Gather every line from the entries below that includes "hvordan".

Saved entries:

◆ ◆ ◆

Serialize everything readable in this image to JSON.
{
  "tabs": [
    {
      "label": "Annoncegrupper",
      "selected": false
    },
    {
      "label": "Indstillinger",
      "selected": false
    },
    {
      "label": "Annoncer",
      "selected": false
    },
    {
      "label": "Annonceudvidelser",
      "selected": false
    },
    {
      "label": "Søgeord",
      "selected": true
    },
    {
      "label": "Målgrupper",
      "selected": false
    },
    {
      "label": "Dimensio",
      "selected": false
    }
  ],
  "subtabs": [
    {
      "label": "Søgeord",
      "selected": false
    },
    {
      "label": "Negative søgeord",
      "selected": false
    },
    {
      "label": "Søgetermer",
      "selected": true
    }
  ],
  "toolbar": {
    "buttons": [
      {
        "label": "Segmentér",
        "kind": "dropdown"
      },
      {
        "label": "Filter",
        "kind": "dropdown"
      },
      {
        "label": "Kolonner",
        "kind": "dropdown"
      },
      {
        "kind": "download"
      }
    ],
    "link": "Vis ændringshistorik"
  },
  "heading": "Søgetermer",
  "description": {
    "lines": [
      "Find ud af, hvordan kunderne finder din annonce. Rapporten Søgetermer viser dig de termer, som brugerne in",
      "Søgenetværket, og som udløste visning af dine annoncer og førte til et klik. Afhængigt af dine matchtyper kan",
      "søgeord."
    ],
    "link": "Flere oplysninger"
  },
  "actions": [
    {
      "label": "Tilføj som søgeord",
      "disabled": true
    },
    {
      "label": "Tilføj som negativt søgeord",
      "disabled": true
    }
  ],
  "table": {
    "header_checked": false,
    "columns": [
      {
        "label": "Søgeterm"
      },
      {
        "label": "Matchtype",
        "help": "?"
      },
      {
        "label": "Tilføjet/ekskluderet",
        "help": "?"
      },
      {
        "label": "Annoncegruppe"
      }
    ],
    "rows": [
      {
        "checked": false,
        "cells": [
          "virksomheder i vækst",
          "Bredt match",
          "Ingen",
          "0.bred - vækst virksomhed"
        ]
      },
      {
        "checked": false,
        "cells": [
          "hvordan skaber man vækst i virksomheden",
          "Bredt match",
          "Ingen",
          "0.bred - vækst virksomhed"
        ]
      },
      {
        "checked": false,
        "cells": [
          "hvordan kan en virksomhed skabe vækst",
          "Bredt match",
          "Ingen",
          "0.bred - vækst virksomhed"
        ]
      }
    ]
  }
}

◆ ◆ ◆

RESULT:
      "Find ud af, hvordan kunderne finder din annonce. Rapporten Søgetermer viser dig de termer, som brugerne in",
          "hvordan skaber man vækst i virksomheden",
          "hvordan kan en virksomhed skabe vækst",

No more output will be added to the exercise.